But in a way, it was understandable. Shapira was a rogue, a charmer, a largely self-taught scholar who craved legitimacy in the eyes of the academy, Tigay said. In 1883, he appeared on the doorstep of the British Museum requesting an astronomical sum for an ancient Hebrew text he described as the world’s oldest Bible scroll. Shapira’s reputation was somewhat mixed, and skeptical museum officials enlisted a Bible scholar to examine the find.
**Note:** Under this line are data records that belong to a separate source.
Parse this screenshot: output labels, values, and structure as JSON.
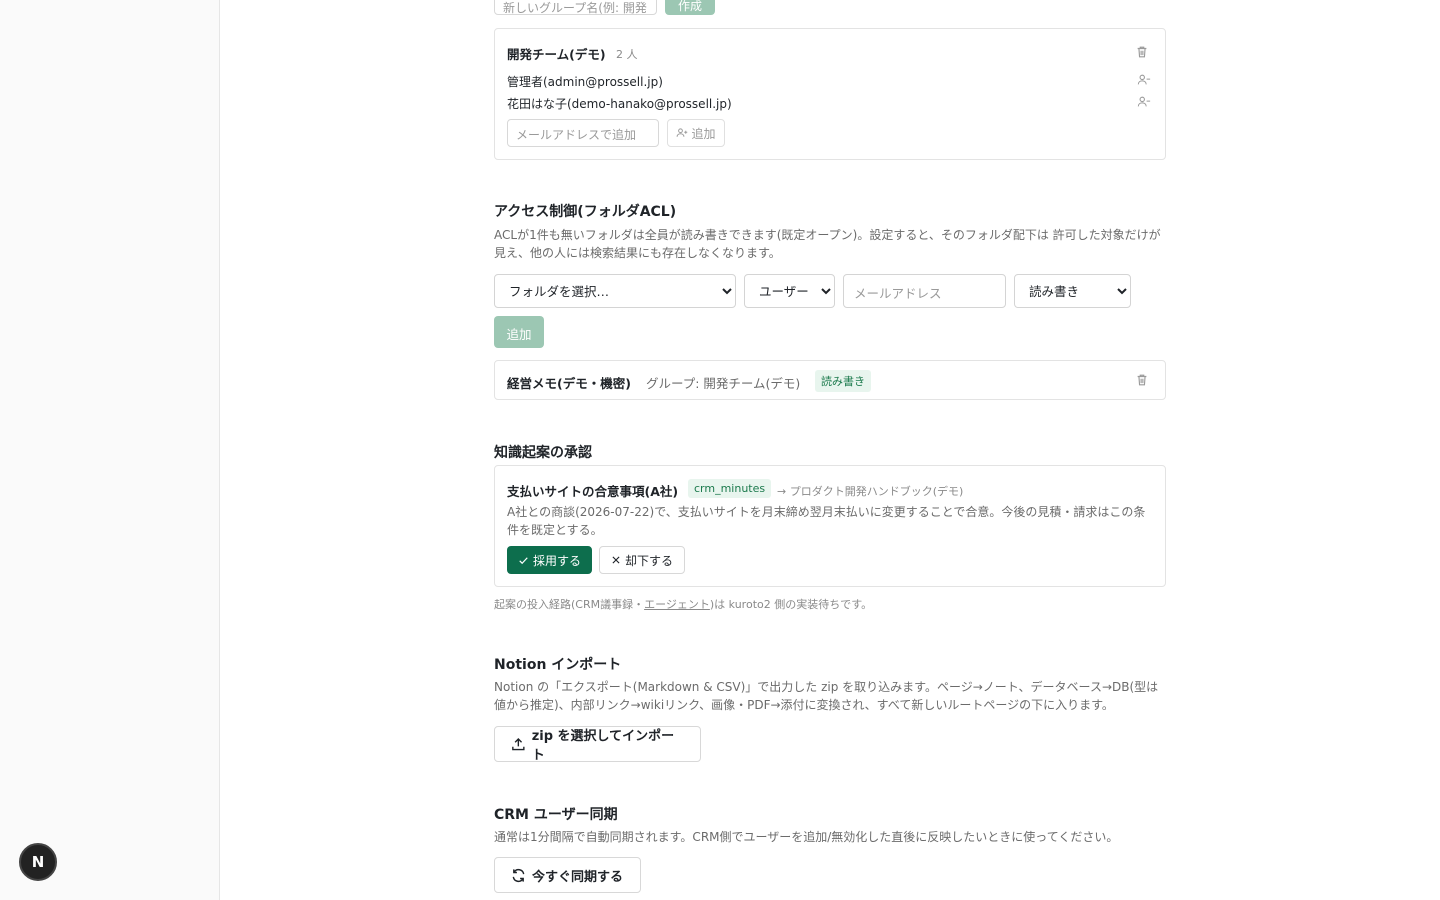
{
  "groups": {
    "new_group_placeholder": "新しいグループ名(例: 開発",
    "create_label": "作成",
    "group": {
      "name": "開発チーム(デモ)",
      "count": "2 人",
      "members": [
        "管理者(admin@prossell.jp)",
        "花田はな子(demo-hanako@prossell.jp)"
      ],
      "email_placeholder": "メールアドレスで追加",
      "add_label": "追加"
    }
  },
  "acl": {
    "title": "アクセス制御(フォルダACL)",
    "description": "ACLが1件も無いフォルダは全員が読み書きできます(既定オープン)。設定すると、そのフォルダ配下は 許可した対象だけが見え、他の人には検索結果にも存在しなくなります。",
    "folder_select": "フォルダを選択…",
    "type_select": "ユーザー",
    "email_placeholder": "メールアドレス",
    "perm_select": "読み書き",
    "add_label": "追加",
    "entry": {
      "folder": "経営メモ(デモ・機密)",
      "target": "グループ: 開発チーム(デモ)",
      "permission": "読み書き"
    }
  },
  "proposals": {
    "title": "知識起案の承認",
    "item": {
      "title": "支払いサイトの合意事項(A社)",
      "source": "crm_minutes",
      "destination": "→ プロダクト開発ハンドブック(デモ)",
      "body": "A社との商談(2026-07-22)で、支払いサイトを月末締め翌月末払いに変更することで合意。今後の見積・請求はこの条件を既定とする。",
      "accept_label": "採用する",
      "reject_label": "却下する"
    },
    "note_before": "起案の投入経路(CRM議事録・",
    "note_link": "エージェント",
    "note_after": ")は kuroto2 側の実装待ちです。"
  },
  "notion": {
    "title": "Notion インポート",
    "description": "Notion の「エクスポート(Markdown & CSV)」で出力した zip を取り込みます。ページ→ノート、データベース→DB(型は値から推定)、内部リンク→wikiリンク、画像・PDF→添付に変換され、すべて新しいルートページの下に入ります。",
    "button_label": "zip を選択してインポート"
  },
  "crm": {
    "title": "CRM ユーザー同期",
    "description": "通常は1分間隔で自動同期されます。CRM側でユーザーを追加/無効化した直後に反映したいときに使ってください。",
    "button_label": "今すぐ同期する"
  },
  "badge": {
    "letter": "N"
  },
  "colors": {
    "accent": "#0d6e4d",
    "accent_disabled": "#9cc7b3",
    "badge_bg": "#e8f5ee"
  }
}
The expert found “changes, omissions and additions to the traditional texts,” and radical alterations “to the Ten Commandments,” said Tigay, which had been “altered, moved around and added to.” In the end, the manuscript was deemed a fake, and a year later a humiliated Shapira took his life in Rotterdam at the age of 54.
The story might have ended there, except for the fact that 60 years later a Bedouin shepherd stumbled upon several ancient scrolls in a cave near the Dead Sea in the same general area where Shapira said his manuscript had been found. Many considered the newly discovered scrolls to be “the greatest archaeological discovery of the 20th century,” said Tigay, who during his Radcliffe fellowship is working on a book about antiquities looting in the Middle East after the Arab Spring uprising.
To Tigay and others, the similarities between Shapira’s manuscript and the Dead Sea Scrolls were unmistakable.
“Recall now that Shapira’s Deuteronomy was said to have been discovered in a cave, so too were the Dead Sea Scrolls. Shapira’s manuscript was full of departures from the traditional Biblical text, so too were the Dead Sea Scrolls. Shapira’s strips were found by Bedouins wandering the desert near the Dead Sea, so too were the Dead Sea Scrolls. Shapira’s manuscript was a copy of Deuteronomy. Among the Dead Sea Scrolls, Deuteronomy was the second most numerous book after Psalms.
“Indeed, the discovery of the Dead Sea Scrolls six decades after Shapira’s death have led some scholars to reopen the investigation of his strange Deuteronomy whose dismissal all those years earlier might have been tragically premature,” said Tigay. “It was even possible that Shapira had found the first Dead Sea Scroll 60 years before the rest. But there was a problem. In the 62 years between Shapira’s death and the discovery of the Dead Sea Scrolls, Shapira’s Deuteronomy had mysteriously disappeared.”
Tigay decided to try to find them. His travels took him to Israel, Germany, France, and the Netherlands, to “hidden storerooms in the Louvre,” “musty English attics,” and to a flooded gorge in Jordan where the scrolls were supposedly found. But after years of looking and with a book deadline looming, he was flailing. “I had no ending. I hardly had a beginning,” said Tigay. Then came a cryptic email from a stranger in Sydney, claiming to know the name of the person who came into possession of Shapira’s manuscript after they were thought to have disappeared. The note led Tigay on another trip halfway around the world.
“I am happy to take any questions there are,” Tigay told the Radcliffe crowd after his prepared talk, “except for one.”
Though the author stopped short of giving away the ending, he did offer insight into his process and his approach. “I was writing a book that I wanted people to feel like they couldn’t put down” he said. “I wanted it to feel like a mystery … in the end to me, it seemed like a great caper.”
And somewhat surprisingly, he told his audience, as time went on he found himself partly hoping to learn that the scrolls were a hoax.
“Even if it was completely fake from A to Z it was so creative, and so weird and ended up predicting the Dead Sea Scrolls, which no one had even fathomed at the time … the idea that [Shapira] might have come up with this thing on his own, out of his own mind, he would have been some kind of genius. It is so clever and so devious and so creative. And so by the end of this I found myself in some ways hoping that it was fake because that would speak volumes about the man.”